Inelastic light scattering spectroscopy is an important tool for probing both bulk and nanoscale materials and the technique involves shining laser light on a material to obtain information about optical transitions therein. Inelastic light scattering differs from elastic scattering in that inelastically scattered light either loses or gains energy as it is scattered or reflected. Elastically scattered light, on the other hand, has the same energy as the incident light.

It works like this: the photons hitting the sample first excite a set of intermediate electronic states that, in turn, generate phonons (vibrations of the crystal lattice) and so-called energy-shifted photons (those with a higher or lower energy than the incident photons). The intermediate electronic excitations therefore play an important role as quantum pathways in inelastic light scattering.

Feng Wang of Berkeley and colleagues have observed quantum interference in Raman scattering of light – a form of inelastic light scattering – from graphene for the first time.
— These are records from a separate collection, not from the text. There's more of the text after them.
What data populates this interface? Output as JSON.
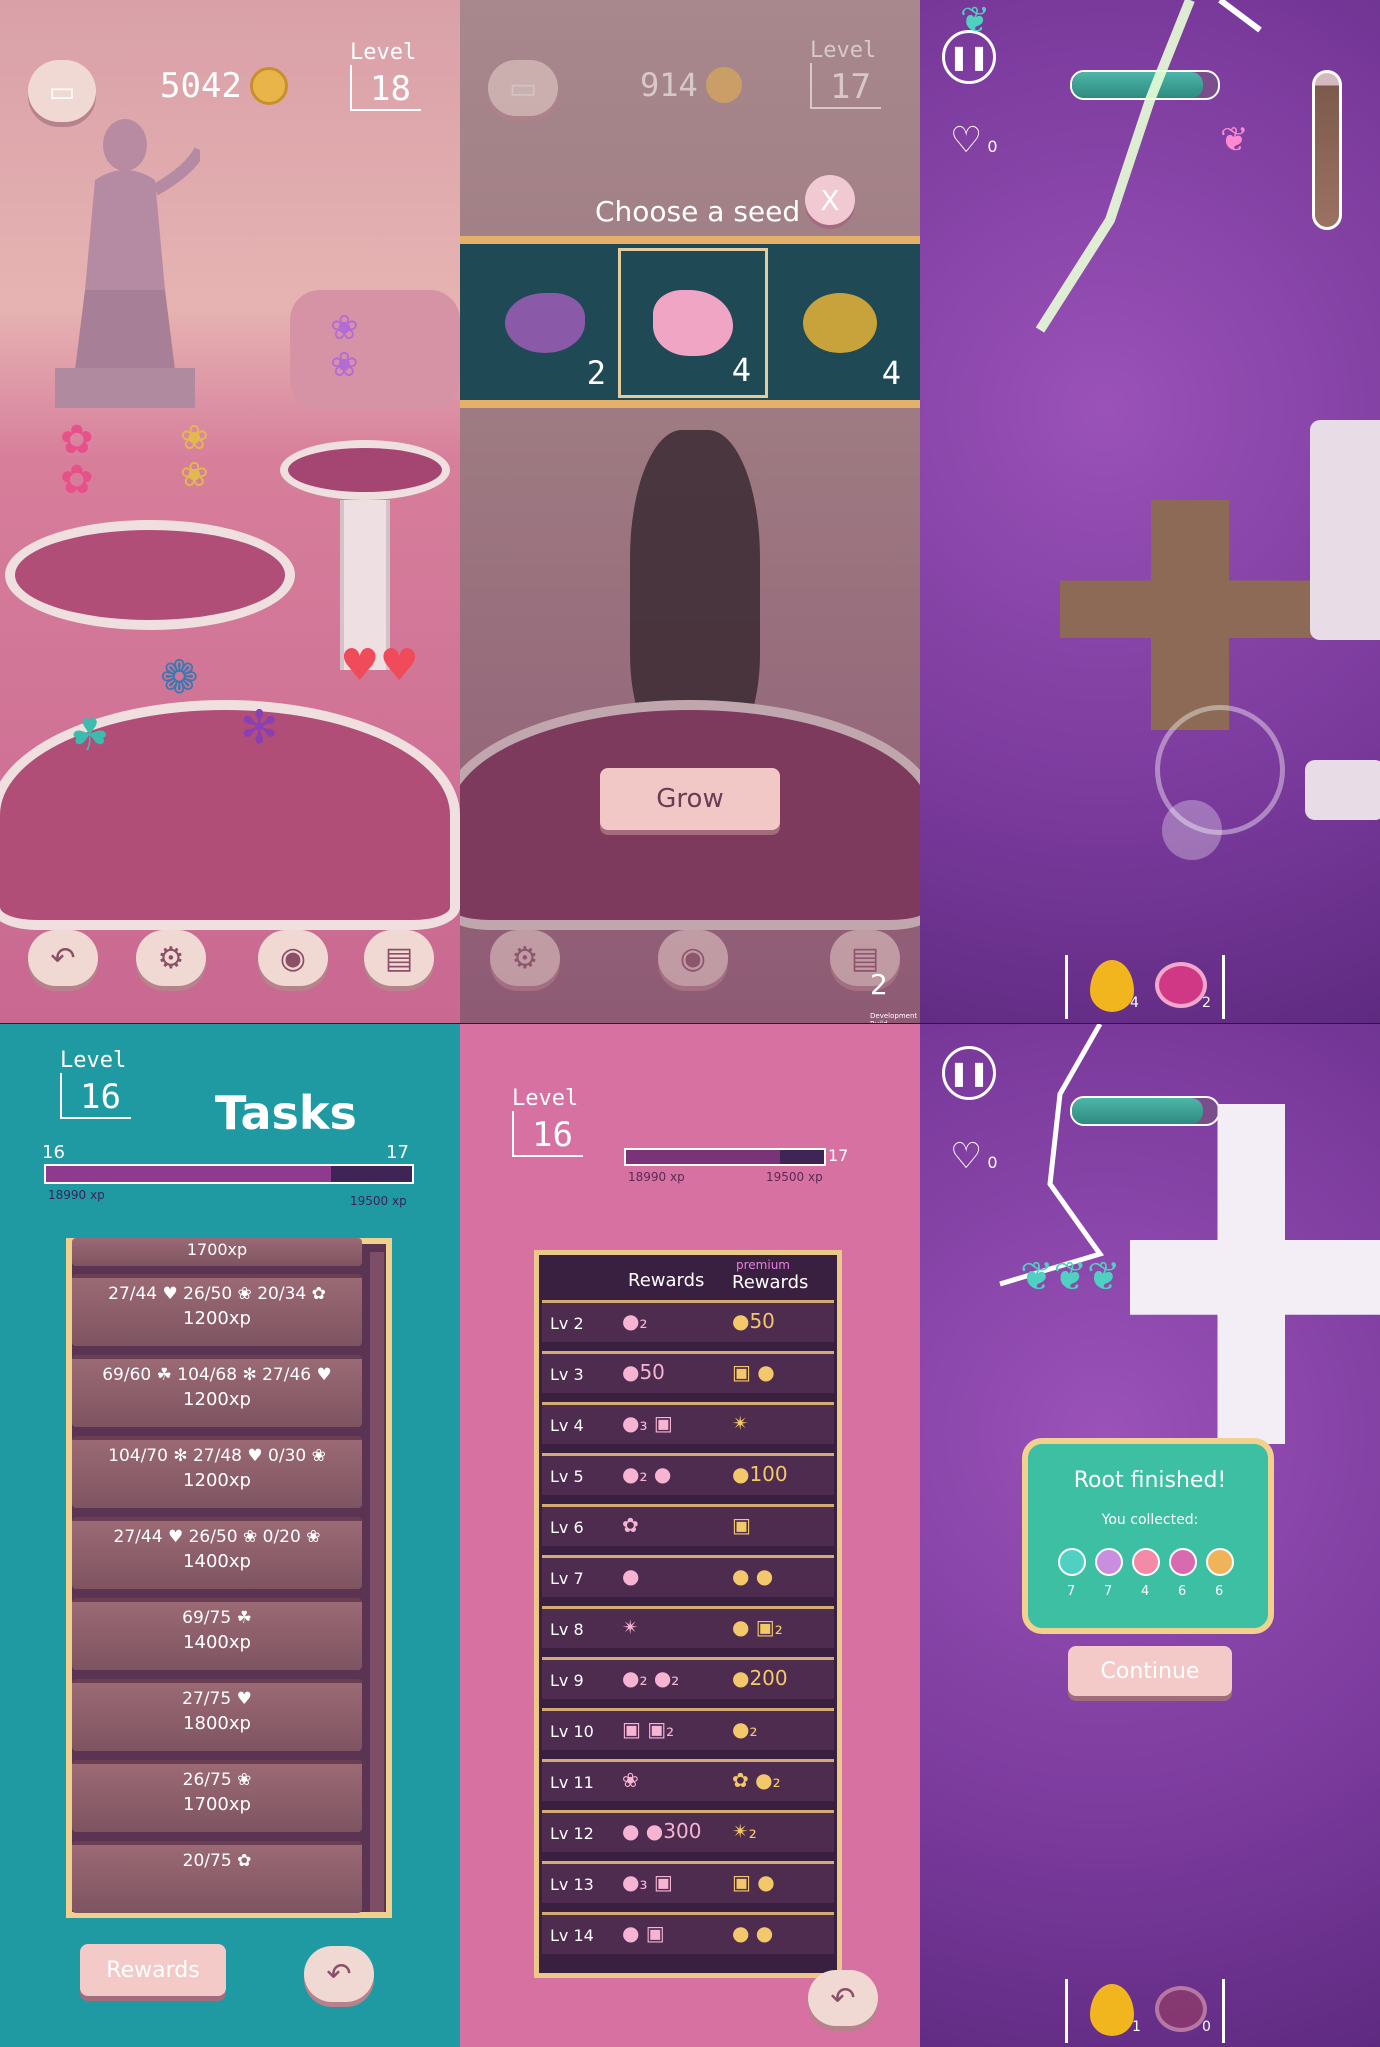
{
  "screen1": {
    "coins": "5042",
    "level_label": "Level",
    "level": "18",
    "icons": [
      "basket-icon",
      "coin-icon",
      "back-icon",
      "gear-icon",
      "seed-bag-icon",
      "scroll-icon"
    ]
  },
  "screen2": {
    "coins": "914",
    "level_label": "Level",
    "level": "17",
    "title": "Choose a seed",
    "close_label": "X",
    "seeds": [
      {
        "icon": "purple-seed-icon",
        "count": "2",
        "color": "#8a5aa8"
      },
      {
        "icon": "pink-seed-icon",
        "count": "4",
        "color": "#f0a5c4"
      },
      {
        "icon": "gold-seed-icon",
        "count": "4",
        "color": "#c8a23a"
      }
    ],
    "grow_label": "Grow",
    "scroll_count": "2",
    "footer": "Development Build"
  },
  "screen3": {
    "hearts": "0",
    "progress": 0.9,
    "inventory": [
      {
        "icon": "gold-droplet-icon",
        "count": "4"
      },
      {
        "icon": "magenta-snail-seed-icon",
        "count": "2"
      }
    ]
  },
  "screen4": {
    "level_label": "Level",
    "level": "16",
    "title": "Tasks",
    "xp_from_level": "16",
    "xp_to_level": "17",
    "xp_current": "18990 xp",
    "xp_target": "19500 xp",
    "xp_fraction": 0.78,
    "partial_top": "1700xp",
    "tasks": [
      {
        "line": "27/44 ♥ 26/50 ❀ 20/34 ✿",
        "xp": "1200xp"
      },
      {
        "line": "69/60 ☘ 104/68 ✻ 27/46 ♥",
        "xp": "1200xp"
      },
      {
        "line": "104/70 ✻ 27/48 ♥ 0/30 ❀",
        "xp": "1200xp"
      },
      {
        "line": "27/44 ♥ 26/50 ❀ 0/20 ❀",
        "xp": "1400xp"
      },
      {
        "line": "69/75 ☘",
        "xp": "1400xp"
      },
      {
        "line": "27/75 ♥",
        "xp": "1800xp"
      },
      {
        "line": "26/75 ❀",
        "xp": "1700xp"
      },
      {
        "line": "20/75 ✿",
        "xp": ""
      }
    ],
    "rewards_label": "Rewards"
  },
  "screen5": {
    "level_label": "Level",
    "level": "16",
    "xp_to_level": "17",
    "xp_current": "18990 xp",
    "xp_target": "19500 xp",
    "xp_fraction": 0.78,
    "col_rewards": "Rewards",
    "col_premium_top": "premium",
    "col_premium": "Rewards",
    "rows": [
      {
        "lv": "Lv 2",
        "r": "●₂",
        "p": "●50"
      },
      {
        "lv": "Lv 3",
        "r": "●50",
        "p": "▣ ●"
      },
      {
        "lv": "Lv 4",
        "r": "●₃ ▣",
        "p": "✴"
      },
      {
        "lv": "Lv 5",
        "r": "●₂ ●",
        "p": "●100"
      },
      {
        "lv": "Lv 6",
        "r": "✿",
        "p": "▣"
      },
      {
        "lv": "Lv 7",
        "r": "●",
        "p": "● ●"
      },
      {
        "lv": "Lv 8",
        "r": "✴",
        "p": "● ▣₂"
      },
      {
        "lv": "Lv 9",
        "r": "●₂ ●₂",
        "p": "●200"
      },
      {
        "lv": "Lv 10",
        "r": "▣ ▣₂",
        "p": "●₂"
      },
      {
        "lv": "Lv 11",
        "r": "❀",
        "p": "✿ ●₂"
      },
      {
        "lv": "Lv 12",
        "r": "● ●300",
        "p": "✴₂"
      },
      {
        "lv": "Lv 13",
        "r": "●₃ ▣",
        "p": "▣ ●"
      },
      {
        "lv": "Lv 14",
        "r": "● ▣",
        "p": "● ●"
      }
    ]
  },
  "screen6": {
    "hearts": "0",
    "progress": 0.9,
    "dialog_title": "Root finished!",
    "dialog_sub": "You collected:",
    "collected": [
      {
        "icon": "clover-icon",
        "count": "7",
        "color": "#4fd0c0"
      },
      {
        "icon": "star-flower-icon",
        "count": "7",
        "color": "#c98ee0"
      },
      {
        "icon": "heart-leaf-icon",
        "count": "4",
        "color": "#f48aa8"
      },
      {
        "icon": "fan-flower-icon",
        "count": "6",
        "color": "#d96ab0"
      },
      {
        "icon": "sun-flower-icon",
        "count": "6",
        "color": "#f1b35a"
      }
    ],
    "continue_label": "Continue",
    "inventory": [
      {
        "icon": "gold-droplet-icon",
        "count": "1"
      },
      {
        "icon": "magenta-snail-seed-icon",
        "count": "0"
      }
    ]
  }
}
According to quantum mechanics, quantum particles, like photons, can interfere with one another and even with themselves. The researchers have now shown that light emission from graphene can be controlled by manipulating these interference pathways thanks to the unique electronic structure of the material. The pathways are electronic excitations that are optically stimulated by the incoming photons and the excitations can only occur if the initial electronic states are filled (by a particle such as an electron) and the final electronic states (which lie above the Fermi level) are empty (see figure).

"We were able to control the excitation pathways in graphene by electrostatically doping it – applying voltage to drive down the Fermi energy and eliminate selected states," said Wang in a Berkeley Lab press release. "An amazing thing about graphene is that its Fermi energy can be shifted by orders of magnitude larger than conventional materials. This is ultimately due to graphene's two-dimensionality and its unusual electronic bands."

The team succeeded in lowering graphene's Fermi energy by coating the material with a special ion gel that contains a strongly conducting liquid in a polymer matrix. The charge in the graphene was adjusted by applying a voltage to the gel.

"By cranking up the voltage we lowered graphene's Fermi energy, sequentially getting rid of the higher energy electrons," explained Wang. Eliminating electrons, from the highest energies on down, effectively eliminated the pathways that, when impinged upon by incoming photons, could absorb them and then emit Raman-scattered photons."

Removing quantum pathways one by one in this manner changes the way that they interfere. These changes can be determined by measuring the Raman-scattered intensity emitted by the sample when it is illuminated with a beam of near-infrared laser light. In Wang and colleagues' experiment, the intensity actually increases as excitation pathways are removed, contrary to what is expected from classical physics. Wang has dubbed this newly observed phenomenon "a canonical signature of destructive quantum interference".

Put in simple terms, if lower- and higher-energy pathways interfere destructively in graphene then removing one of them increases the brightness of the light emission.

And if that wasn't all, the team discovered something else that was unexpected: "hot electron luminescence", which was 100 times stronger than the Raman scattering. This light emission does not come about as a result of blocked quantum pathways this time but from excited electrons jumping up to unfilled bands in samples where graphene's Fermi energy had been lowered. These hot electrons can only fall back to lower energy bands if they emit a photon of the right frequency.

Being able to control inelastic light scattering in this way could lead to optimized inelastic light scattering in nanomaterials for biological sensors and optoelectronic applications, write the researchers in their Nature paper. It could also be a powerful tool for probing novel nanoscale physics in graphene, and indeed other materials. "Likewise the phenomenon of hot electron luminescence could become a valuable research tool too," added Wang, "particularly for studying ultrafast electron dynamics, one of the chief unusual characteristics of graphene."